Prince Harry Takes After His Mom Princess Diana During Visit With Wounded Nigerian Soldier

"I got chills seeing Harry like this, the spitting image of Diana."

Prince Harry Takes After His Mom Princess Diana While Visiting Wounded Nigerian Soldier
(Image credit: Getty Images)

The Duke of Sussex is taking after his mother, the late Princess Diana, while visiting wounded soldiers in Nigeria.

On Friday, May 10, Prince Harry visited the Nigerian Army Reference Hospital Kaduna. During the visit, he met with a wounded Nigerian soldier—a heartfelt and moving encounter that reminded many royal fans of the way Princess Diana conducted herself during a number of her royal visits with veterans, soldiers, as well as the sick, wounded and less fortunate.

While at Private Habu Sadiq, the Duke of Sussex took the soldier's hand before asking him: "Are they helping you? Are you feeling better?" The moment was captured on video by People's chief foreign correspondent, Simon Perry, who posted the exchange on Instagram.

"Get better, be strong," Prince Harry said to the wounded soldier, who People reports "had suffered from impaired eyesight due to a blast."

Diana, Princess of Wales (1961-1997), wearing a Catherine Walker suit, and her husband, Charles, Prince of Wales, with an patient during a visit to the Molai Centre, a leprosy hospital and rehabilitation village in Maiduguri, Nigeria, 17th March 1990. The Royal couple are on a five-day visit to Nigeria.

Diana, Princess of Wales (1961-1997) with a patient during a visit to the Molai Centre, a leprosy hospital and rehabilitation village in Maiduguri, Nigeria, 17th March 1990.

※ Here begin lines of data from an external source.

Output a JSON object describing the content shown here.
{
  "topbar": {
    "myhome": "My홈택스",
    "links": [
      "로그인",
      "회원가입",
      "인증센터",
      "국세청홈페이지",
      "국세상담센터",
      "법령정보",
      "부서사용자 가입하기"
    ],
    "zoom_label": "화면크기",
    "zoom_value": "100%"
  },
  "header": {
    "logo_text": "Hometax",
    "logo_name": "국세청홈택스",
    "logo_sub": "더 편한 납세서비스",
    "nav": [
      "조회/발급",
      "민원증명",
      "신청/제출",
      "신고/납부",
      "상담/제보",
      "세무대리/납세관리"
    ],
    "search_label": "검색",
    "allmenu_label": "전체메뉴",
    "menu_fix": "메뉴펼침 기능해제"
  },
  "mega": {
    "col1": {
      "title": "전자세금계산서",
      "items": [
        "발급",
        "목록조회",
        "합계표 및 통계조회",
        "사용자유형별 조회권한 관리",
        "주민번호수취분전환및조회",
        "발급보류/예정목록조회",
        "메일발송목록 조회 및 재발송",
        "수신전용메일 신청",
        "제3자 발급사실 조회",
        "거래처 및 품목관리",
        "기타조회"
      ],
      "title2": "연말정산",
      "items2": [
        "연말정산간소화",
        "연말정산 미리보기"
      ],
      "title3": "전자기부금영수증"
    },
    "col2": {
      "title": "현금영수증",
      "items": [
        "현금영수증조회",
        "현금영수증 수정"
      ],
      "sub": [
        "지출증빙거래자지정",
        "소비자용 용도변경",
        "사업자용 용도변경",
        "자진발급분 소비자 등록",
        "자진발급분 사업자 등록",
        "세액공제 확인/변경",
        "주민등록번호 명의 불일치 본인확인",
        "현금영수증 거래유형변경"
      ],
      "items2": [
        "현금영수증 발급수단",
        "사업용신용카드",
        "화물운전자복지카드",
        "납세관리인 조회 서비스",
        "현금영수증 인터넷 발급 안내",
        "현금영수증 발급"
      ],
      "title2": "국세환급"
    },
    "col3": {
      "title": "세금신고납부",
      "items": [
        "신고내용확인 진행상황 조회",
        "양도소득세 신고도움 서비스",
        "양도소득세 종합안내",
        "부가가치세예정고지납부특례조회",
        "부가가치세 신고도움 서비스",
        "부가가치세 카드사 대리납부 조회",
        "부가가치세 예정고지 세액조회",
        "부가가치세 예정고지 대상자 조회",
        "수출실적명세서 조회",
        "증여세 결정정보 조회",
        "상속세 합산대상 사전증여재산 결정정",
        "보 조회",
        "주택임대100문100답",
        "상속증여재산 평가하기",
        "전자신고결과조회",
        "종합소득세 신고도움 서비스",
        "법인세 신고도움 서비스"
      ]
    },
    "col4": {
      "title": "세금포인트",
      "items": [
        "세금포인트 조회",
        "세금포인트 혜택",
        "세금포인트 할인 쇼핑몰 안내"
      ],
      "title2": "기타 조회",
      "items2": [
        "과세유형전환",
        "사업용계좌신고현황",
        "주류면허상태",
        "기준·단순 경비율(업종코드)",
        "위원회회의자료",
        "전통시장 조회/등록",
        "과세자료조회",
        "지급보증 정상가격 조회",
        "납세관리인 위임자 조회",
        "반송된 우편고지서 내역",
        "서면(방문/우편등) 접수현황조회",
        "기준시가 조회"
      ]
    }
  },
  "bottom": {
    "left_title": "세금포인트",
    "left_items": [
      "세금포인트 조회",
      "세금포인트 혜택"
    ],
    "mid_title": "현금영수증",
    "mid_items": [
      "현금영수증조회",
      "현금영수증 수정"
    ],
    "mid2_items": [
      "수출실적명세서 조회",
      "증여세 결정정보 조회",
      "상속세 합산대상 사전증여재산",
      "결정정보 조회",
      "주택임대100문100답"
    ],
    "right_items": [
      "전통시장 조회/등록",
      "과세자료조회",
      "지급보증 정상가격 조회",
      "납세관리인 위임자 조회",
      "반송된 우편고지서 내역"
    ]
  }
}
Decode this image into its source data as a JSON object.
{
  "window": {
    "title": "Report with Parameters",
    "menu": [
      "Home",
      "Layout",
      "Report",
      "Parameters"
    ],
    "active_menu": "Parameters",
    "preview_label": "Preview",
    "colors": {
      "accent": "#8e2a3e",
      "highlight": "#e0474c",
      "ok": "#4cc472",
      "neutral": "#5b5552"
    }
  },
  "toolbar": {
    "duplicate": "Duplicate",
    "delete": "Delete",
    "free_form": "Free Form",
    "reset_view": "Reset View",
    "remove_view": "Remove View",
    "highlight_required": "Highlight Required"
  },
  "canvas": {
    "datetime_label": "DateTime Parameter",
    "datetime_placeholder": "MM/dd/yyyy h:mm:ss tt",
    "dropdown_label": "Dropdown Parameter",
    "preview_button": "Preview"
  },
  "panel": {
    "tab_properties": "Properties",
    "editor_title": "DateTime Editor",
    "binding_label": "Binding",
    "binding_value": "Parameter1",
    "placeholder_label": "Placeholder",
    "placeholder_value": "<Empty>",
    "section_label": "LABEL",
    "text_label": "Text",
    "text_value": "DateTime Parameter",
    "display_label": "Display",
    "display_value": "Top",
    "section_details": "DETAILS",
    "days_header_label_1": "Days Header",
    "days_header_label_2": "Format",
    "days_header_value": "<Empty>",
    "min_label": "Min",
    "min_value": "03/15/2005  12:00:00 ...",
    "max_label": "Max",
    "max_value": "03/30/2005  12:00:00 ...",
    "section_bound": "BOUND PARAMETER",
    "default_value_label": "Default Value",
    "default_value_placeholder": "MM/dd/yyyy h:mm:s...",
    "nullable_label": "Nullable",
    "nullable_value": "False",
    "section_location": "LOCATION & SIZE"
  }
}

(Image credit: Getty Images)

"He’s so kind," one royal fan commented on Perry's Instagram post. "Like his mother."

"I got chills seeing Harry like this, the spitting image of Diana. Just as kind, caring, and with so much love for helping others," another fan posted.

"Diana x2," another user posted in the comment section.

In a 2017 interview with People, Princess Diana's brother Charles Spencer described his late sister's hands-on approach during royal visits, in which she reportedly relied on the power of human touch to combat stigma, shame, judgment and stereotypes.

"She was not really a gloves person,” he told the publication at the time. "She was very real and very about human contact. And what really mattered that day was to get across a very clear message that: ‘I’m going to touch this gentleman—and you can all exist in a community with people who are suffering, and we must help.”

Prince Harry, Duke of Sussex, and Meghan, Duchess of Sussex visit Nigeria Unconquered, a charity organisation that works in collaboration with the Invictus Games Foundation, at Officers’ Mess on May 11, 2024 in Abuja, Nigeria.

Prince Harry visits Nigeria Unconquered, a charity organization that works in collaboration with the Invictus Games Foundation, at Officers’ Mess on May 11, 2024 in Abuja, Nigeria.

(Image credit: Getty Images)

Prince Harry is visiting the country of Nigeria alongside his wife, Meghan Markle, as part of the ongoing 10-year anniversary celebrations for the Duke of Sussex's Invictus Games.

To date, the pair have visited the Lightway Academy and met with the country's Chief of Defense Staff, according to ABC News, as well as a visit to Unconquered—a charity organization which works in collaboration with the Invictus Games Foundation.

The couple are reportedly splitting their time between Abuja and Lagos during their trip.

Recently, Meghan Markle discovered that she is 43% Nigerian, making the couple's recent visit to the country all the more special.

"Now, I’m not saying we play favorites in our home, but since my wife discovered she is of Nigerian descent, it’s likely to get a little bit more competitive this year," Prince Harry joked in 2023, when the country first participated in the Invictus Games.

Danielle Campoamor
Weekend Editor

Danielle Campoamor is Marie Claire's weekend editor covering all things news, celebrity, politics, culture, live events, and more. In addition, she is an award-winning freelance writer and former NBC journalist with over a decade of digital media experience covering mental health, reproductive justice, abortion access, maternal mortality and mental health, gun violence, climate change, politics, celebrity news, culture, online trends, wellness, gender-based violence and other feminist issues. You can find both her work in The New York Times, Washington Post, New York Magazine, CNN, MSNBC, NBC, TODAY, Vogue, Vanity Fair, Harper's Bazaar, Marie Claire, InStyle, Playboy, Teen Vogue, Glamour, The Daily Beast, Mother Jones, Prism, Newsweek and more. She currently lives in Brooklyn, New York with her husband and their two feral sons. When she is not writing, editing or doom scrolling she enjoys reading, cooking, debating current events and politics, traveling to Seattle to see her dear friends and losing Pokémon battles against her ruthless offspring. You can find her on X, Instagram, Threads, Facebook and all the places.